  • A book entitled The history of the county palatine and city of Chester with the subtitle "compiled from original evidences in public offices, the Harleian and Cottonian mss., parochial registers, private muniments, unpublished ms. collections of successive Cheshire antiquaries, and a personal survey of every township in the county, incorporated with a re-publication of King's Vale royal and Leycester's Cheshire antiquities" by George Ormerod and others was published in 1819. It has been quoted by WR users interested in families traced before 1600. It is available online as images of the original pages at the Open Library (Google Books) as Vol I, Vol II and Vol III.
  • Unfortunately, the Institute of Historical Research only includes two volumes of the Victoria County History for Cheshire on their website and these only cover the City of Chester. There may be other volumes to this series in print, but a Google Search does not indicate any further volumes online.


  • Cheshire Archives and Local Studies have organized a facility to compare tithe maps circa 1830 and 19th century Ordnance Survey maps with the modern Ordnance Survey. These are available for every civil parish. A knob in the centre of the screen allows the user to move back and forth between the old and the new view. Use the key on the left to show other possibilities including land ownership.
  • The diagrammatical map of Sanitary Districts in Cheshire showing Civil Parishes 1888 produced by the Ordnance Survey and provided by A Vision of Britain through Time is helpful. "Sanitary Districts" were the predecessors of rural districts and usually followed the same boundaries.
  • The Ordnance Survey map of Cheshire circa 1900 supplied by A Vision of Britain through Time shows invidual settlements as well as parishes. There were significant administrative changes in the decade 1890-1900 that have led to some civil parishes absorbed into adjacent urban districts being omitted from this map.
  • A Vision of Britain through Time provides a series of maps from the Ordnance Survey illustrating the towns and villages of Cheshire and also the borders between parishes. The following group of maps provide views of the county at various dates, illustrating the changes in administrative structure.
  • For a close-up view of an area as it looked in the 19th century, try the National Library of Scotland provision. The maps include the Ordnance Survey (OS) 25-inch to the mile series for England and Wales for the period 1841-1952. Country estates and factory buildings on the edge of towns are labelled; roads, railways, rivers and canals are shown.
This page uses content from the English Wikipedia.

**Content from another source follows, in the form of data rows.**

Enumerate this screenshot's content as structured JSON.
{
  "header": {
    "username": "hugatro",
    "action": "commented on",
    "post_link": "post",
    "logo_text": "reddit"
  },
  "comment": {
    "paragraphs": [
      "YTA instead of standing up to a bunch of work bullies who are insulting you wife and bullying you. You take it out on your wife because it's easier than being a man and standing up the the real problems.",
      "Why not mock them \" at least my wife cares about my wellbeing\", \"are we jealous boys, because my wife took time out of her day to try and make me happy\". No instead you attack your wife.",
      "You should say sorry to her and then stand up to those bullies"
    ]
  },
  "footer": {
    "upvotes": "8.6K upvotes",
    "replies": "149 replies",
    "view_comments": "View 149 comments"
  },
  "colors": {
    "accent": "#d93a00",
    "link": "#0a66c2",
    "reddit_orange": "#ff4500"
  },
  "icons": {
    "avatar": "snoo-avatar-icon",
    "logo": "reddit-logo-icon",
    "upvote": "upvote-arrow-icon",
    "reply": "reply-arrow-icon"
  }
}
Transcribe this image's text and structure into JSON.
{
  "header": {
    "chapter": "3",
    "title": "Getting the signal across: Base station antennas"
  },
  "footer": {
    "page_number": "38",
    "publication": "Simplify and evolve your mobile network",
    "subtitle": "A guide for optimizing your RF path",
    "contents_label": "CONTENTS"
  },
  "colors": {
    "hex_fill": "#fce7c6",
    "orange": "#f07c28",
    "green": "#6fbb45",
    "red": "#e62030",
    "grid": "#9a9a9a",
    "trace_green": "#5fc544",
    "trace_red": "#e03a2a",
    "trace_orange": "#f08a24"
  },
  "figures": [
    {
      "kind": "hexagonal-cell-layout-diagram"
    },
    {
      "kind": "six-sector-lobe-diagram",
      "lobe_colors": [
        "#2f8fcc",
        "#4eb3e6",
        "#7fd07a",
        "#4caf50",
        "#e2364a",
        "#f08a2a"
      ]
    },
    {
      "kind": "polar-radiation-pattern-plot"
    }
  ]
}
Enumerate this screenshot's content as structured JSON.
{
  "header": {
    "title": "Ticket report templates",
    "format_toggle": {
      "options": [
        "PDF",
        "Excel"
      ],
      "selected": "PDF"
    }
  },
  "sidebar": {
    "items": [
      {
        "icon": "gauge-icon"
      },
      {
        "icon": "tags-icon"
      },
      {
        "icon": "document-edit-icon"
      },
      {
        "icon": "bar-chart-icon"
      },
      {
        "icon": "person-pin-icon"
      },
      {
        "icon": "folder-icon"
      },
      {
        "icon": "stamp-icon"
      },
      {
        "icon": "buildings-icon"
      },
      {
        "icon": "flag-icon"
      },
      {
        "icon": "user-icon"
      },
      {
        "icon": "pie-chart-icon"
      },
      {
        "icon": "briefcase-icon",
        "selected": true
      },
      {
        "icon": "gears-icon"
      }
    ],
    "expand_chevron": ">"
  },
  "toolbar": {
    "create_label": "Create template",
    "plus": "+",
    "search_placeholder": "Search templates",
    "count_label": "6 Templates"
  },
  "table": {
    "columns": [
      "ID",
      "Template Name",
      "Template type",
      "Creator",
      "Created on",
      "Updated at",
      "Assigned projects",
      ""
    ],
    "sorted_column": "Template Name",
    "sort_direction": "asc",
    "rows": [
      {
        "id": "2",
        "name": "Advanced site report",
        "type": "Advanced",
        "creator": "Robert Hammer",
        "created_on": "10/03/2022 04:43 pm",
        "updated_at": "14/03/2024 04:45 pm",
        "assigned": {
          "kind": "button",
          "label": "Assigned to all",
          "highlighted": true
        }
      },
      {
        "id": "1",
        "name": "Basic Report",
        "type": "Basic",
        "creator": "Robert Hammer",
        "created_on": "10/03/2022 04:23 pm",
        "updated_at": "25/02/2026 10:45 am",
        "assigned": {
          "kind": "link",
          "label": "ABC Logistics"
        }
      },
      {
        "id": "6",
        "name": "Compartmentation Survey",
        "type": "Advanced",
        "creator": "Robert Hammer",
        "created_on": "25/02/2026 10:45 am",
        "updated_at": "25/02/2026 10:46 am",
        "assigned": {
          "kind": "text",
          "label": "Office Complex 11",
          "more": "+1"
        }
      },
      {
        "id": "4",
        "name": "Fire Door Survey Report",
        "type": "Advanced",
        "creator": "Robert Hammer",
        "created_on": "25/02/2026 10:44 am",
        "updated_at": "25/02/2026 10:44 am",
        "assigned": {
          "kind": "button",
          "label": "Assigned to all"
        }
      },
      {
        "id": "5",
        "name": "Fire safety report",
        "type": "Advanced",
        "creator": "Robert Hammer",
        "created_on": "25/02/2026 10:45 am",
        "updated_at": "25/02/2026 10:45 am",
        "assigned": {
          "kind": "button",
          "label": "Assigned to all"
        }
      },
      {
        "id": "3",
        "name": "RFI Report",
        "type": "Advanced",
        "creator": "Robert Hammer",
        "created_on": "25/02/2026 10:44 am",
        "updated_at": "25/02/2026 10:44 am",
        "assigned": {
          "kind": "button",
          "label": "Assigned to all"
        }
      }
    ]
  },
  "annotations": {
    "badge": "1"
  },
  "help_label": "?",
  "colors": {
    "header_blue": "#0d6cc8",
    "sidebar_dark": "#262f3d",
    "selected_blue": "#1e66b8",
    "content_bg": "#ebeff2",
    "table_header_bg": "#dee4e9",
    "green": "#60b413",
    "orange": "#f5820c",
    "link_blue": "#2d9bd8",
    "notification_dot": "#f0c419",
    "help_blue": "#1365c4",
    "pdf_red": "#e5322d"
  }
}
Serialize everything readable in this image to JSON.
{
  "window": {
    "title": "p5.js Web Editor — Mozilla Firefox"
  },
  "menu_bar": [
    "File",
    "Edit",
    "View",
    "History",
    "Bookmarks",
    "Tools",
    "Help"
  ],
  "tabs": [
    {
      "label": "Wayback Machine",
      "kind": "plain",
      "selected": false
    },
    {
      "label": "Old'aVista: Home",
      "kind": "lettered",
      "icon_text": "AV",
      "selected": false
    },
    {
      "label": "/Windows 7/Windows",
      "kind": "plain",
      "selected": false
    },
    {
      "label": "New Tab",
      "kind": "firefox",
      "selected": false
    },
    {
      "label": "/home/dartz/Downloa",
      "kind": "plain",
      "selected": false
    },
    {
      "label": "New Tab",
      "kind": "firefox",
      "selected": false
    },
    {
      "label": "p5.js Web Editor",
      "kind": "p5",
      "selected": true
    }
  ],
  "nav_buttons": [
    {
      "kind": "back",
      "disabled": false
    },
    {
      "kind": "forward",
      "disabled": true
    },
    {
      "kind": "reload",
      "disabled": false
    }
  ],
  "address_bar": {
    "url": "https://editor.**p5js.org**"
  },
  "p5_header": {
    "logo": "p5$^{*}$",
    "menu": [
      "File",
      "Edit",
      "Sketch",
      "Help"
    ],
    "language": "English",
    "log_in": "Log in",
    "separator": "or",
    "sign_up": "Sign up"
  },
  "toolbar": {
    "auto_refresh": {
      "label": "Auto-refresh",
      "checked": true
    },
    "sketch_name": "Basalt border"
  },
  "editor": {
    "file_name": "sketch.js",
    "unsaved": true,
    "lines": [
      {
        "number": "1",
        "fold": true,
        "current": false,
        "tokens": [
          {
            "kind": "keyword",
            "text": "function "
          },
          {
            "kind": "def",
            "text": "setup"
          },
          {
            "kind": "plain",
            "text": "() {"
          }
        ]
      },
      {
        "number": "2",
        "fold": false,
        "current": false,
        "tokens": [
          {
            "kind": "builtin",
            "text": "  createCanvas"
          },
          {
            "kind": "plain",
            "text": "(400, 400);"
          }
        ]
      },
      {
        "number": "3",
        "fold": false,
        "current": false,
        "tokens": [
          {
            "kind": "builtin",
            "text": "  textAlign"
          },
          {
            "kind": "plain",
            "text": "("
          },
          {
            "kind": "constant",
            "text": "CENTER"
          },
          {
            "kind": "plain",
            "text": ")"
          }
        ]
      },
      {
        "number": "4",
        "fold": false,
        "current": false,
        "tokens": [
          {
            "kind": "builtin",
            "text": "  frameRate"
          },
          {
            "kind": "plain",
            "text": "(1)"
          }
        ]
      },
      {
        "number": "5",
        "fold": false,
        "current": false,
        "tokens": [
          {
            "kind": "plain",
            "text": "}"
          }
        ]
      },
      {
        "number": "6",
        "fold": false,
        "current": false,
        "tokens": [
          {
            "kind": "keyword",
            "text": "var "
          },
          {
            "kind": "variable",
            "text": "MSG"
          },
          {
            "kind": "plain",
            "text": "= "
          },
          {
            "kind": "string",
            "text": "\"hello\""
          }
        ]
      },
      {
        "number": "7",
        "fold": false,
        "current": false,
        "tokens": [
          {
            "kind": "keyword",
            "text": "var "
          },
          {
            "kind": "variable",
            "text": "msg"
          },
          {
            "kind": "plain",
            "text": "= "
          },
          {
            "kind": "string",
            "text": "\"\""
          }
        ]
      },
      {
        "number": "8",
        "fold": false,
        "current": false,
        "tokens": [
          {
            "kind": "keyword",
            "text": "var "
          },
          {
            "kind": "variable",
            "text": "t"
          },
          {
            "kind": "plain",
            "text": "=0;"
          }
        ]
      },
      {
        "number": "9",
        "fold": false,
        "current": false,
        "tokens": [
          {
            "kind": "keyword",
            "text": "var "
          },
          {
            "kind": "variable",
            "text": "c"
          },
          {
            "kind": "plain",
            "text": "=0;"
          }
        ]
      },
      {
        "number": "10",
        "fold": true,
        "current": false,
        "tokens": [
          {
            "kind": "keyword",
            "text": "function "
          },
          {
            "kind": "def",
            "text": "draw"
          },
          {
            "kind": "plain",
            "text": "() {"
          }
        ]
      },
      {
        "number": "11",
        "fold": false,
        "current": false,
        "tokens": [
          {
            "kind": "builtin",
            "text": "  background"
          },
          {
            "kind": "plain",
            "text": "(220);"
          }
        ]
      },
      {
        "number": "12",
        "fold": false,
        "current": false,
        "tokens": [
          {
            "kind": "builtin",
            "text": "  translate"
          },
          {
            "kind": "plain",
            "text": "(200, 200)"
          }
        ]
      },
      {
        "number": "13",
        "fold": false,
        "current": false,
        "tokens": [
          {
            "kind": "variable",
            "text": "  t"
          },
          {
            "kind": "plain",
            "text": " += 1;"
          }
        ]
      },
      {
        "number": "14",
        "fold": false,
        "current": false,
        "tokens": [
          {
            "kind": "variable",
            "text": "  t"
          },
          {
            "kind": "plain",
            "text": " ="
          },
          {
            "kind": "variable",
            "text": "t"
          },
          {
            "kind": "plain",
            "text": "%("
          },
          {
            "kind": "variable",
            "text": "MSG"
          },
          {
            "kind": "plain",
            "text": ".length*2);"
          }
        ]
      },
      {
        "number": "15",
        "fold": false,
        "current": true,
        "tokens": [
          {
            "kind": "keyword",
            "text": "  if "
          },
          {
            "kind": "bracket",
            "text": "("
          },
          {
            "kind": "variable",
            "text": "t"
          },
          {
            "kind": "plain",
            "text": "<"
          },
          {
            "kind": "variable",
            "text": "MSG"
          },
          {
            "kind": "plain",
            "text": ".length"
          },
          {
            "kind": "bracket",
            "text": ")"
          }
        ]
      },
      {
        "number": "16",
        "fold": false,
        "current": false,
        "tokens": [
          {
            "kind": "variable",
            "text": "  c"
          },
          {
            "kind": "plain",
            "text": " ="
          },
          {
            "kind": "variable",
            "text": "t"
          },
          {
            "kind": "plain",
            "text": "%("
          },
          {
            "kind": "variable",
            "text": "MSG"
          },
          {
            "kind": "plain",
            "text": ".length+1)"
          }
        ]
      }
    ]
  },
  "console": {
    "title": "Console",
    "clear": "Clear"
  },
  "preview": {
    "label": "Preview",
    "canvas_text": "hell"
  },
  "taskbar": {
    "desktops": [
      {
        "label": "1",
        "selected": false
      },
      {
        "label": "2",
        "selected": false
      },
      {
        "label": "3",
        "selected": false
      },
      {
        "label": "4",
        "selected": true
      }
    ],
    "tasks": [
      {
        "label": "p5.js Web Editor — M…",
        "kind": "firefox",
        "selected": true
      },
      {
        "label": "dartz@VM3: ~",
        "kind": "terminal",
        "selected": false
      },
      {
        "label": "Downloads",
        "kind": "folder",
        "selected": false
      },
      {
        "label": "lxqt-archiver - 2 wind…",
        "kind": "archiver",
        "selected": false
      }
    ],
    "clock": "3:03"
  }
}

The original content was at Chester. The list of authors can be seen in the page history. As with WeRelate, the content of Wikipedia is available under the Creative Commons Attribution/Share-Alike License.